Just keep your wits about you, crime on tourists is extremely rare as it basically equals life in prison for a Cuban. Keep your money in multiple places, and don’t end up looking like this:

From the Museum of the Revolution.
Pro-Tip: Don’t pay them the extra fee to take your camera in the museum. This is the only picture worth taking and it is in the lobby.

lways open the box first.

This is an example of a horrible mistake you should never make in a foreign country, except that it has a happy ending. Spoiler alert: I’m not in a Cuban prison.

My friend and I got to Cuba and ended up staying in this fantastic Casa Particular (basically a B&B style establishment, really the only way to stay anywhere in Cuba) called the Purple House. It was run by this wonderfully nice guy named Alejandro. He showed us around Havana, told us what things to see, and even set us up with a place to stay in Vinales. We stayed at his recommendation in Vinales and it was fantastic. The home cooked meals were to die for, the location was great, everything was perfect.

The view from our Casa Particular in Vinales

We decided we would stay with Alejandro in Havana again when we went back, so the woman who we were staying with asked us a favor. She asked me if I could take a box of fruit to Alejandro. Naturally I agreed, given that they had been so nice and neither of us had very much luggage. So the next morning she handed me a medium sized, sealed cardboard box that weighed about 20 pounds. So we walk to the bus station and wait for our Greyhound-like bus to go back to Havana.

It only hit me as I see the bus attendant loading this cardboard box (with Sam Cantor written on it in giant letters in sharpie) that I had never actually LOOKED inside the box. She told me it was fruit……but was it? I had no idea. And now it was below the bus, stamped with my name on it. Sure I had the lady’s business card, Alejandro’s business card, and their names, but regardless of what that box contained, I was bearing complete responsibility of the legality of the contents within.

Thus began what I can describe as the most stressful 3 hours of my life. I began to imagine all kinds of scenarios from the box simply containing fruit like they said, to it containing a bunch of drugs and me being caught in a complicated tourist-trap drug smuggling operation and me spending the rest of my life in a Cuban prison. My friend did her best to try and calm me down, which only yielded an extremely stressed and hushed utterance of: “IT’S NOT YOUR NAME ON THE FUCKING BOX!”

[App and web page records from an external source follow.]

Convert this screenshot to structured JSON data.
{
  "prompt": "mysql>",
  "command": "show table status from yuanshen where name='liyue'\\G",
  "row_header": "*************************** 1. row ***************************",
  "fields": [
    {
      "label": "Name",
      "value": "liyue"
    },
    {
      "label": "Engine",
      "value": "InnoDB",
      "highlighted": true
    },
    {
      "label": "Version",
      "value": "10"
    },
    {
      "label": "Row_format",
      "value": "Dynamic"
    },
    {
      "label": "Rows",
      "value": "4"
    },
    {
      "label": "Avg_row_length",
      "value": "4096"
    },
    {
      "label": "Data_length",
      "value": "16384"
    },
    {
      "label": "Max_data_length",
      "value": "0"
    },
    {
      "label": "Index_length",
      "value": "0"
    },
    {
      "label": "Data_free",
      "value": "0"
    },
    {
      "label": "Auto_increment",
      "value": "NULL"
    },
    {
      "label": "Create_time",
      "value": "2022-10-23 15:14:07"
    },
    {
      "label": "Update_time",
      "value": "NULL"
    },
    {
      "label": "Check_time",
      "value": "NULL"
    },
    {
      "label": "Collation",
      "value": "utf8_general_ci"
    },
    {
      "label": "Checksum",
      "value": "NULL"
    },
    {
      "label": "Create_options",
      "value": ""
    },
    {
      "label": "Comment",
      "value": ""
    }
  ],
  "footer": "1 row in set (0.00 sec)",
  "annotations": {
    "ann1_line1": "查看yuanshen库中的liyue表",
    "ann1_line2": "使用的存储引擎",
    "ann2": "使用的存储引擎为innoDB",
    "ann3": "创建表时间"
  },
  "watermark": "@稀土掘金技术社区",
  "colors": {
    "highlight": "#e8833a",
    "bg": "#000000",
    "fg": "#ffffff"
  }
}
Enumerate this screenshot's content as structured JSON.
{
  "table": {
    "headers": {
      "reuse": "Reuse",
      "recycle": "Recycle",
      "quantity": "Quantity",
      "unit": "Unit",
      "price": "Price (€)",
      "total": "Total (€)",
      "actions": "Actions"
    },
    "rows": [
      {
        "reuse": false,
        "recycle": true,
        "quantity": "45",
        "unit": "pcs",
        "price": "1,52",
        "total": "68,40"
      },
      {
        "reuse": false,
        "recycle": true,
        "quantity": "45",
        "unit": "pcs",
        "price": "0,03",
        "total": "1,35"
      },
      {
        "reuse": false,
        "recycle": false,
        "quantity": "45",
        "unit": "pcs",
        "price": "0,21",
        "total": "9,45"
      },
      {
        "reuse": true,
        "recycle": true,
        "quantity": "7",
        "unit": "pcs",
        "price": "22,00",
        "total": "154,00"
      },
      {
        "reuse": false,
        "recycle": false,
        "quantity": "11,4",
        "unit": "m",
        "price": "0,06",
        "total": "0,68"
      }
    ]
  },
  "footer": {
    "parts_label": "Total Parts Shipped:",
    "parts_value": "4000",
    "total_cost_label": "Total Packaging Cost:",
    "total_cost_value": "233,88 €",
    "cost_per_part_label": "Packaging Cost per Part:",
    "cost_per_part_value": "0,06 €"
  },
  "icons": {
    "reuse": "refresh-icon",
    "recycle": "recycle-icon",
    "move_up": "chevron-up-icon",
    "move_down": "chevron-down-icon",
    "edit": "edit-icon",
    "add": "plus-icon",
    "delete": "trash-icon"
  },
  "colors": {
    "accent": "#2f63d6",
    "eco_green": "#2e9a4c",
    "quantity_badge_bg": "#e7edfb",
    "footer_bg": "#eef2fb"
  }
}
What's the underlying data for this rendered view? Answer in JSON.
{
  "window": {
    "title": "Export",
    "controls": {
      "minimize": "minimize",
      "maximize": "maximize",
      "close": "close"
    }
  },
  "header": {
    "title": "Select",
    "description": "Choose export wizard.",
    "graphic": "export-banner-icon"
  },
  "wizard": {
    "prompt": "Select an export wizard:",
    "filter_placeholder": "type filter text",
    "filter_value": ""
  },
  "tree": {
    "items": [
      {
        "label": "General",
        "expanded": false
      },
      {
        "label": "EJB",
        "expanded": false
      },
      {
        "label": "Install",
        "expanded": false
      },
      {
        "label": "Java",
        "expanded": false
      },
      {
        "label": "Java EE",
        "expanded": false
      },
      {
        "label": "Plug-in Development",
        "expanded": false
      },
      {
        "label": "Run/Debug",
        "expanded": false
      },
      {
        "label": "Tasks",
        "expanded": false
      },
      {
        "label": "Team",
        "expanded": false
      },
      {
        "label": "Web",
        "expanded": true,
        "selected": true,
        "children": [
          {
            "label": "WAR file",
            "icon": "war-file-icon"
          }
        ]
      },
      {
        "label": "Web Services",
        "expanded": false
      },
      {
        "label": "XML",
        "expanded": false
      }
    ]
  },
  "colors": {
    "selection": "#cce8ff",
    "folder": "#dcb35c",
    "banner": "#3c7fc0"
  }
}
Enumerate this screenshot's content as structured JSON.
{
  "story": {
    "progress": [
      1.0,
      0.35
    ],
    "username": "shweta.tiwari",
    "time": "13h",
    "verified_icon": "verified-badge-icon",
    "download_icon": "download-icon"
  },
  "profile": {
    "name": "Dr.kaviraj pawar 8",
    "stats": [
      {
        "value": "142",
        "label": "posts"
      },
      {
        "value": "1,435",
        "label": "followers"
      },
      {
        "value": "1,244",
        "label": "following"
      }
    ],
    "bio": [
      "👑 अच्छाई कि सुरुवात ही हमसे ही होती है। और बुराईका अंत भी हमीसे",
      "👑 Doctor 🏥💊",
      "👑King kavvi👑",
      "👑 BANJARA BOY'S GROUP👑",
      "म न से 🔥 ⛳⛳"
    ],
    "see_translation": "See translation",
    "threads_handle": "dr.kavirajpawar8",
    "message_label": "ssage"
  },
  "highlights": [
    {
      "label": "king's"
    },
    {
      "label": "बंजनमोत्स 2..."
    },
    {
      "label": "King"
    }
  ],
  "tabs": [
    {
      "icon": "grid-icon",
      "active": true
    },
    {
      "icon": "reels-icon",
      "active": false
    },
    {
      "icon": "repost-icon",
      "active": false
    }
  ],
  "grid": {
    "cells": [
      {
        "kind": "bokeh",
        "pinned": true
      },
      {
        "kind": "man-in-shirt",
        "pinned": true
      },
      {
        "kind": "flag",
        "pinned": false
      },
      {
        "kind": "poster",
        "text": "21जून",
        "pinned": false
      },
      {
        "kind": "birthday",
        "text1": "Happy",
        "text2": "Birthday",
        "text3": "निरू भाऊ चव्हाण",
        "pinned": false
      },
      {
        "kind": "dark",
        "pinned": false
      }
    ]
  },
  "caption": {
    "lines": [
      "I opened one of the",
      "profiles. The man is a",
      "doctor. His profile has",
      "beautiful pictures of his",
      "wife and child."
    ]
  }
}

Finally we got to Havana, and took a taxi to Alejandro’s and I dropped off the most hated thing in all of my existence. This stupid box.

He accepted it with a humble thanks, and then showed us to his nearby friend’s Casa Particular as he was full. Before we left, I asked him what was in the box and he let me open it……….

4 frozen pineapples.



I couldn’t decide if I was relieved that it was nothing all along or annoyed that I had been paranoid over nothing.

The point is, when you are traveling abroad, always remember that courtesy should not come with ignorance, and that no matter how stressed you just were, some mojitos and good Cubans fixes everything.

Viva la Revolucion!